◆ **Problem details**
Using the data below, show every line where the word "down" occurs.

Data extracted from a collection
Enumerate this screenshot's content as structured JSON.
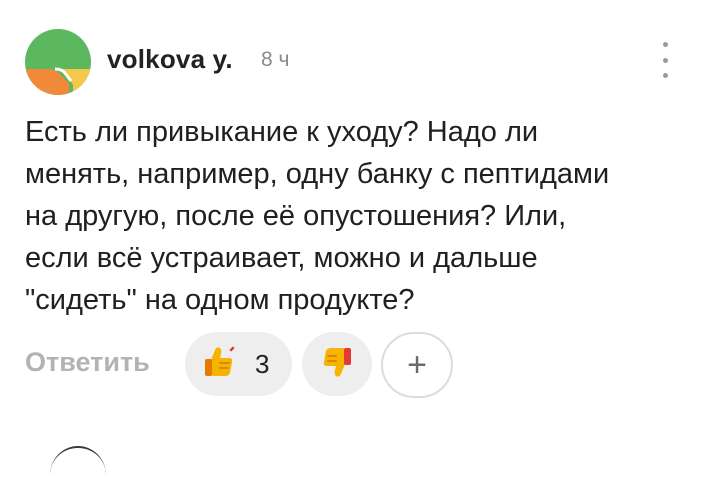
{
  "comment": {
    "author": "volkova y.",
    "time": "8 ч",
    "avatar_icon": "avatar-logo",
    "more_icon": "more-vertical-icon",
    "text_lines": [
      "Есть ли привыкание к уходу? Надо ли",
      "менять, например, одну банку с пептидами",
      "на другую, после её опустошения? Или,",
      "если всё устраивает, можно и дальше",
      "\"сидеть\" на одном продукте?"
    ]
  },
  "actions": {
    "reply_label": "Ответить",
    "like_icon": "thumbs-up-icon",
    "like_count": "3",
    "dislike_icon": "thumbs-down-icon",
    "add_reaction_icon": "plus-icon",
    "add_reaction_symbol": "+"
  },
  "colors": {
    "avatar_green": "#5cb85f",
    "avatar_orange": "#f08a3a",
    "avatar_yellow": "#f5c84a",
    "muted_text": "#b3b3b3",
    "pill_bg": "#eeeeee"
  }
}
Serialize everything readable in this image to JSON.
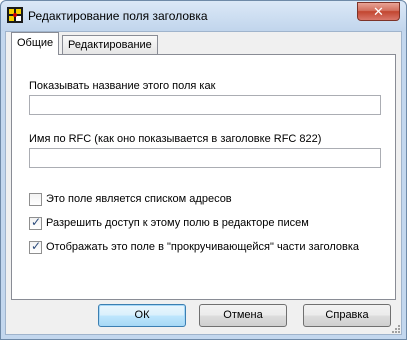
{
  "window": {
    "title": "Редактирование поля заголовка",
    "close_glyph": "✕",
    "icon": "app-icon"
  },
  "tabs": [
    {
      "label": "Общие",
      "active": true
    },
    {
      "label": "Редактирование",
      "active": false
    }
  ],
  "form": {
    "display_name_label": "Показывать название этого поля как",
    "display_name_value": "",
    "rfc_name_label": "Имя по RFC (как оно показывается в заголовке RFC 822)",
    "rfc_name_value": ""
  },
  "options": [
    {
      "label": "Это поле является списком адресов",
      "checked": false
    },
    {
      "label": "Разрешить доступ к этому полю в редакторе писем",
      "checked": true
    },
    {
      "label": "Отображать это поле в \"прокручивающейся\" части заголовка",
      "checked": true
    }
  ],
  "buttons": {
    "ok": "ОК",
    "cancel": "Отмена",
    "help": "Справка"
  },
  "colors": {
    "accent": "#3c7fb1",
    "close": "#c2452f"
  }
}
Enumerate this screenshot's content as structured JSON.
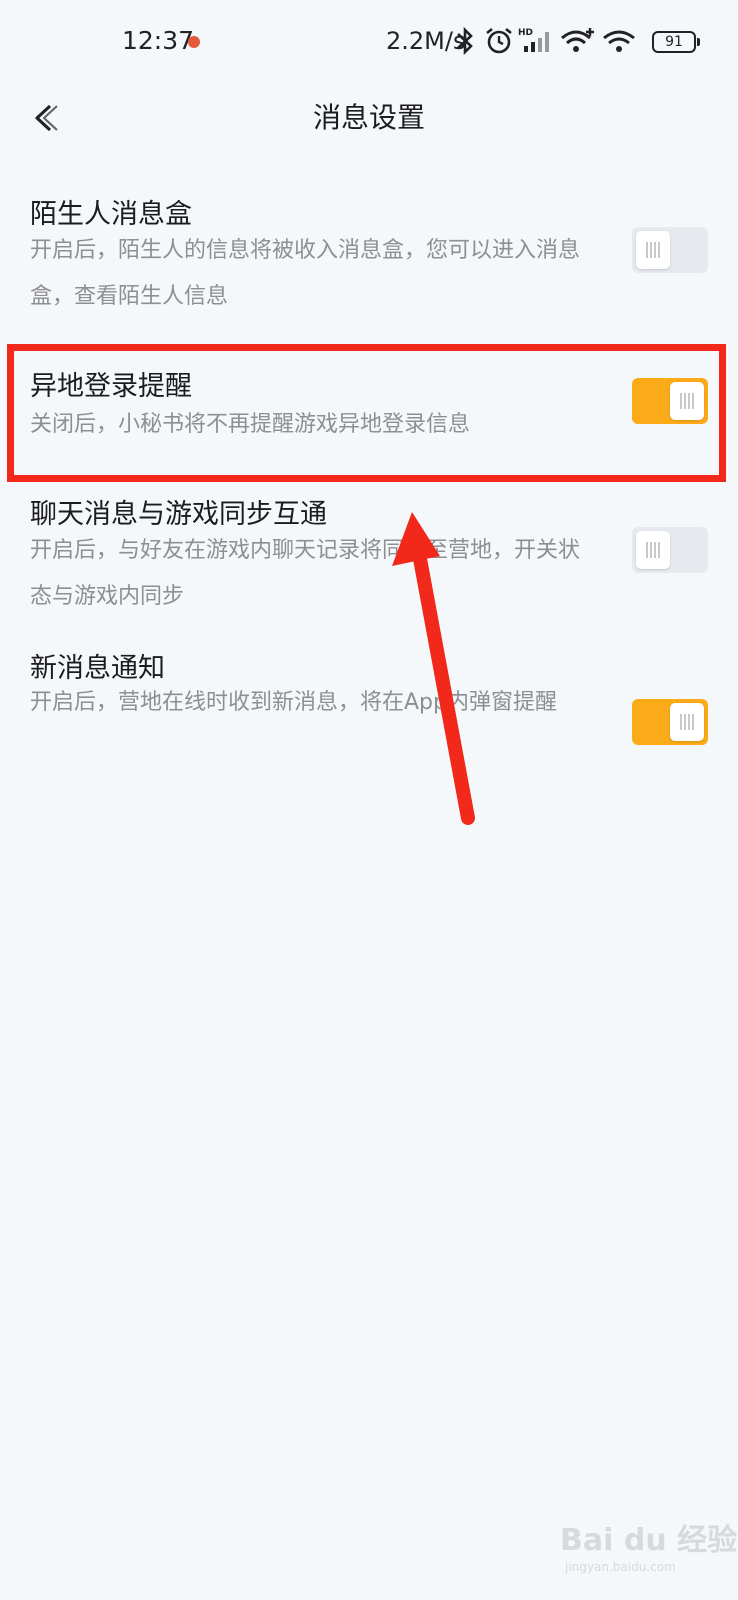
{
  "status_bar": {
    "time": "12:37",
    "net_speed": "2.2M/s",
    "battery": "91",
    "icons": [
      "notification-dot-icon",
      "bluetooth-icon",
      "alarm-icon",
      "hd-signal-icon",
      "wifi-plus-icon",
      "wifi-icon",
      "battery-icon"
    ]
  },
  "header": {
    "back_icon": "chevron-left-icon",
    "title": "消息设置"
  },
  "settings": [
    {
      "title": "陌生人消息盒",
      "desc": "开启后，陌生人的信息将被收入消息盒，您可以进入消息盒，查看陌生人信息",
      "enabled": false
    },
    {
      "title": "异地登录提醒",
      "desc": "关闭后，小秘书将不再提醒游戏异地登录信息",
      "enabled": true
    },
    {
      "title": "聊天消息与游戏同步互通",
      "desc": "开启后，与好友在游戏内聊天记录将同步至营地，开关状态与游戏内同步",
      "enabled": false
    },
    {
      "title": "新消息通知",
      "desc": "开启后，营地在线时收到新消息，将在App内弹窗提醒",
      "enabled": true
    }
  ],
  "colors": {
    "accent": "#fbab18",
    "toggle_off": "#e6e9ee",
    "annotation": "#f2281a",
    "background": "#f5f8fb"
  },
  "watermark": {
    "text": "Bai du 经验",
    "sub": "jingyan.baidu.com"
  }
}
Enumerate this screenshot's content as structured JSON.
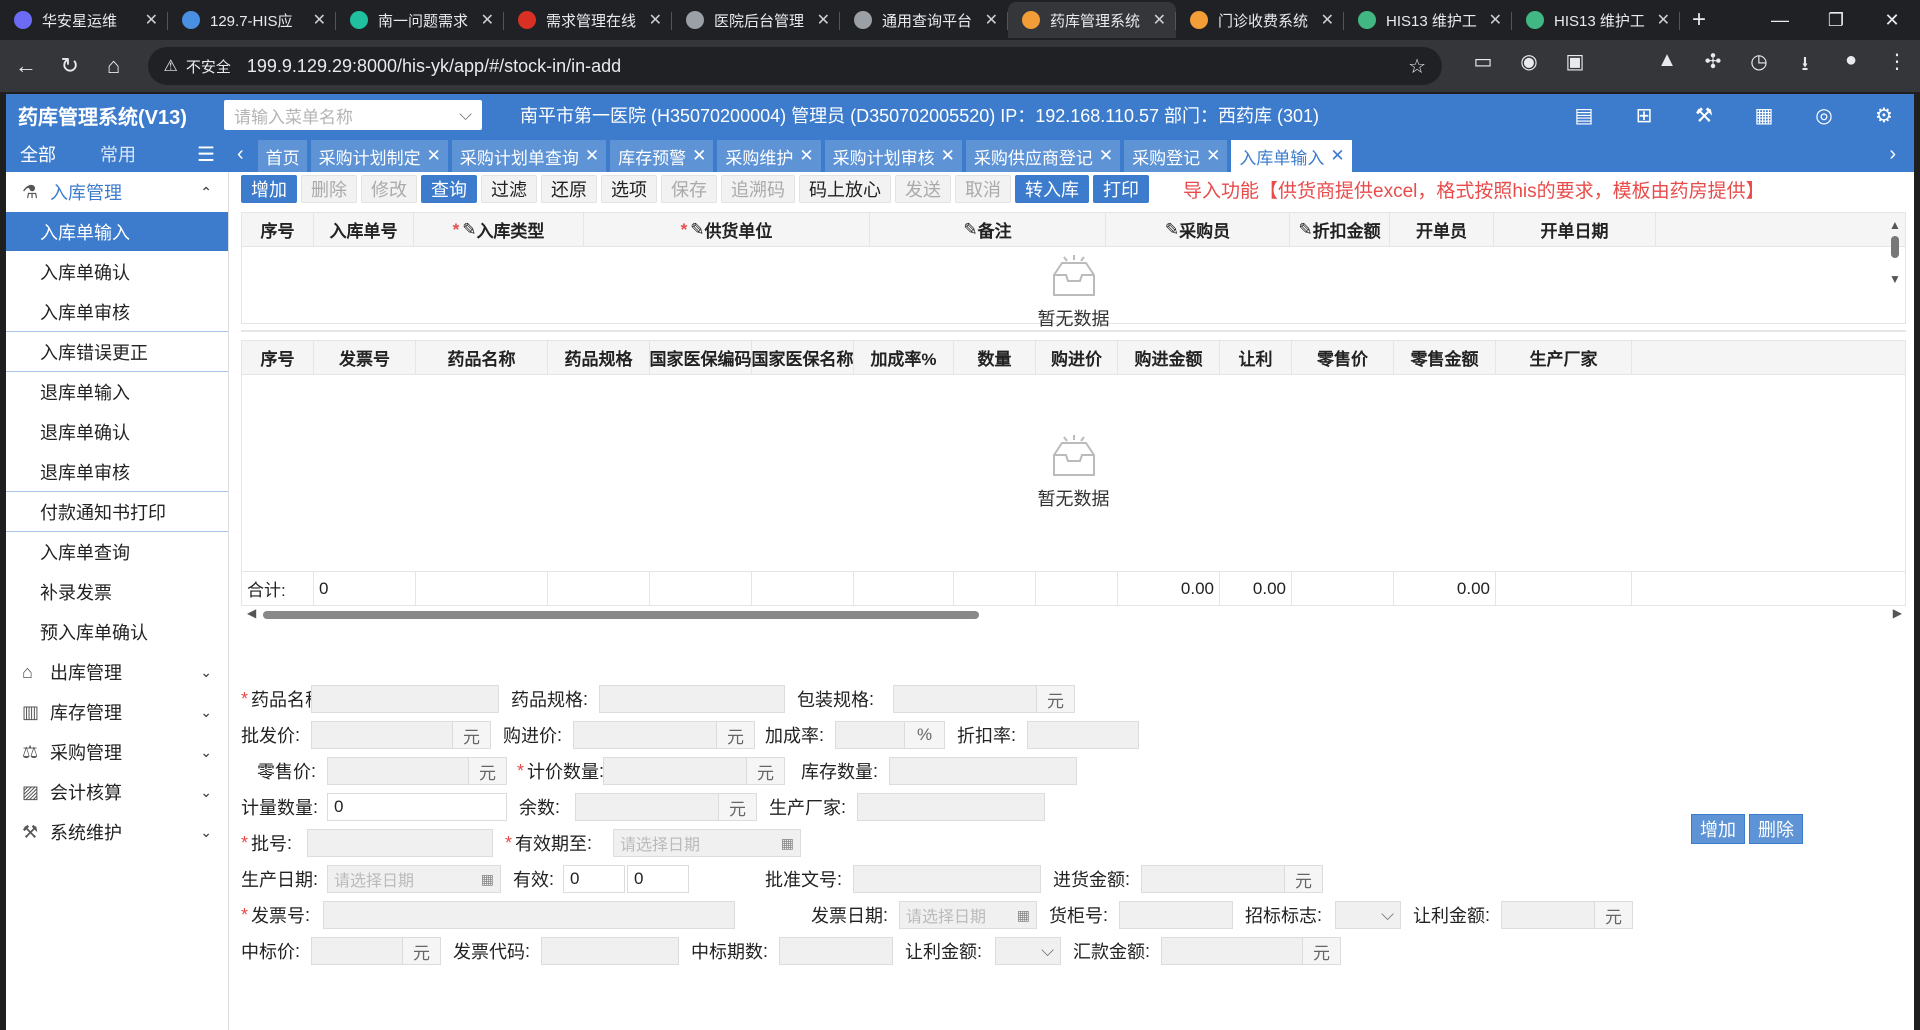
{
  "browser_tabs": [
    {
      "title": "华安星运维",
      "color": "#6b6bf5"
    },
    {
      "title": "129.7-HIS应",
      "color": "#4a90e2"
    },
    {
      "title": "南一问题需求",
      "color": "#1fbfa0"
    },
    {
      "title": "需求管理在线",
      "color": "#d93025"
    },
    {
      "title": "医院后台管理",
      "color": "#9aa0a6"
    },
    {
      "title": "通用查询平台",
      "color": "#9aa0a6"
    },
    {
      "title": "药库管理系统",
      "color": "#f29d38"
    },
    {
      "title": "门诊收费系统",
      "color": "#f29d38"
    },
    {
      "title": "HIS13 维护工",
      "color": "#41b883"
    },
    {
      "title": "HIS13 维护工",
      "color": "#41b883"
    }
  ],
  "address": {
    "security": "不安全",
    "url": "199.9.129.29:8000/his-yk/app/#/stock-in/in-add"
  },
  "header": {
    "title": "药库管理系统(V13)",
    "menu_search_placeholder": "请输入菜单名称",
    "info": "南平市第一医院 (H35070200004) 管理员 (D350702005520) IP：192.168.110.57 部门：西药库 (301)"
  },
  "nav": {
    "all": "全部",
    "common": "常用"
  },
  "page_tabs": [
    {
      "label": "首页",
      "closable": false
    },
    {
      "label": "采购计划制定",
      "closable": true
    },
    {
      "label": "采购计划单查询",
      "closable": true
    },
    {
      "label": "库存预警",
      "closable": true
    },
    {
      "label": "采购维护",
      "closable": true
    },
    {
      "label": "采购计划审核",
      "closable": true
    },
    {
      "label": "采购供应商登记",
      "closable": true
    },
    {
      "label": "采购登记",
      "closable": true
    },
    {
      "label": "入库单输入",
      "closable": true,
      "active": true
    }
  ],
  "sidebar": {
    "group_open": "入库管理",
    "items": [
      "入库单输入",
      "入库单确认",
      "入库单审核",
      "入库错误更正",
      "退库单输入",
      "退库单确认",
      "退库单审核",
      "付款通知书打印",
      "入库单查询",
      "补录发票",
      "预入库单确认"
    ],
    "groups": [
      "出库管理",
      "库存管理",
      "采购管理",
      "会计核算",
      "系统维护"
    ]
  },
  "toolbar": {
    "buttons": [
      {
        "label": "增加",
        "state": "on"
      },
      {
        "label": "删除",
        "state": "off"
      },
      {
        "label": "修改",
        "state": "off"
      },
      {
        "label": "查询",
        "state": "on"
      },
      {
        "label": "过滤",
        "state": "nm"
      },
      {
        "label": "还原",
        "state": "nm"
      },
      {
        "label": "选项",
        "state": "nm"
      },
      {
        "label": "保存",
        "state": "off"
      },
      {
        "label": "追溯码",
        "state": "off"
      },
      {
        "label": "码上放心",
        "state": "nm"
      },
      {
        "label": "发送",
        "state": "off"
      },
      {
        "label": "取消",
        "state": "off"
      },
      {
        "label": "转入库",
        "state": "on"
      },
      {
        "label": "打印",
        "state": "on"
      }
    ],
    "notice": "导入功能【供货商提供excel，格式按照his的要求，模板由药房提供】"
  },
  "grid1": {
    "columns": [
      "序号",
      "入库单号",
      "入库类型",
      "供货单位",
      "备注",
      "采购员",
      "折扣金额",
      "开单员",
      "开单日期"
    ],
    "empty": "暂无数据"
  },
  "grid2": {
    "columns": [
      "序号",
      "发票号",
      "药品名称",
      "药品规格",
      "国家医保编码",
      "国家医保名称",
      "加成率%",
      "数量",
      "购进价",
      "购进金额",
      "让利",
      "零售价",
      "零售金额",
      "生产厂家"
    ],
    "empty": "暂无数据",
    "total_label": "合计:",
    "total_count": "0",
    "total_purchase": "0.00",
    "total_discount": "0.00",
    "total_retail": "0.00"
  },
  "form": {
    "drug_name": "药品名称",
    "drug_spec": "药品规格",
    "pack_spec": "包装规格",
    "wholesale": "批发价",
    "purchase_price": "购进价",
    "markup": "加成率",
    "discount_rate": "折扣率",
    "retail": "零售价",
    "count_qty": "计价数量",
    "stock_qty": "库存数量",
    "measure_qty": "计量数量",
    "measure_val": "0",
    "remainder": "余数",
    "maker": "生产厂家",
    "batch": "批号",
    "expire": "有效期至",
    "prod_date": "生产日期",
    "valid": "有效",
    "valid_a": "0",
    "valid_b": "0",
    "approval": "批准文号",
    "purchase_amt": "进货金额",
    "invoice_no": "发票号",
    "invoice_date": "发票日期",
    "cabinet": "货柜号",
    "bid_flag": "招标标志",
    "discount_amt": "让利金额",
    "bid_price": "中标价",
    "invoice_code": "发票代码",
    "bid_period": "中标期数",
    "discount_amt2": "让利金额",
    "remit_amt": "汇款金额",
    "date_ph": "请选择日期",
    "unit_yuan": "元",
    "unit_pct": "%",
    "add_btn": "增加",
    "del_btn": "删除"
  }
}
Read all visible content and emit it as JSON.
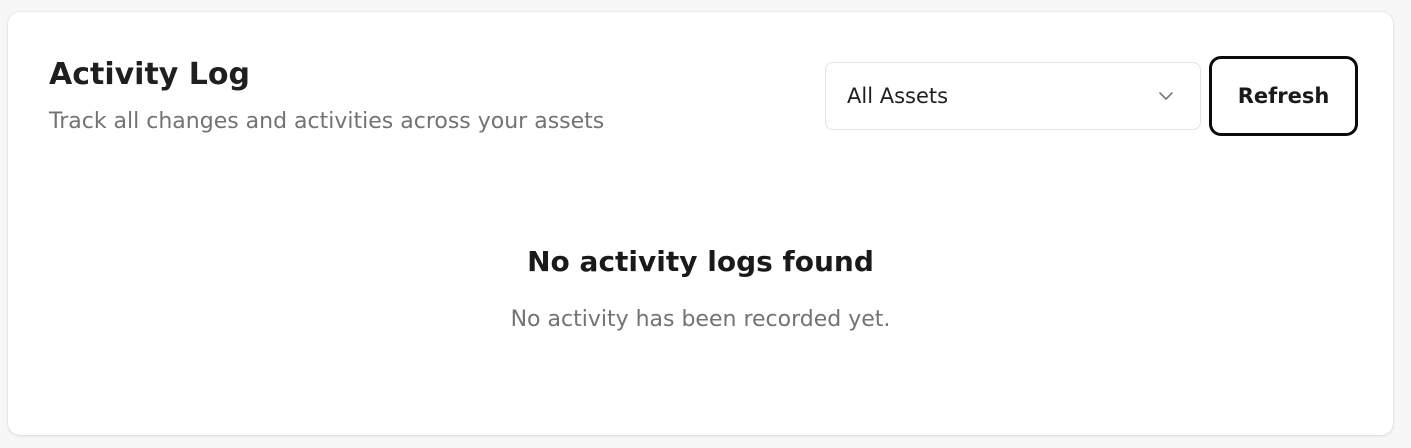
{
  "header": {
    "title": "Activity Log",
    "subtitle": "Track all changes and activities across your assets"
  },
  "filter": {
    "selected": "All Assets",
    "icon": "chevron-down-icon"
  },
  "actions": {
    "refresh_label": "Refresh"
  },
  "empty_state": {
    "title": "No activity logs found",
    "message": "No activity has been recorded yet."
  },
  "colors": {
    "text_primary": "#1f1f1f",
    "text_muted": "#737373",
    "border": "#e3e3e3",
    "button_border": "#0b0b0b"
  }
}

◆ **Exercise result**
    "dislike_icon": "thumbs-down-icon",
    "icon": "chevron-down-icon"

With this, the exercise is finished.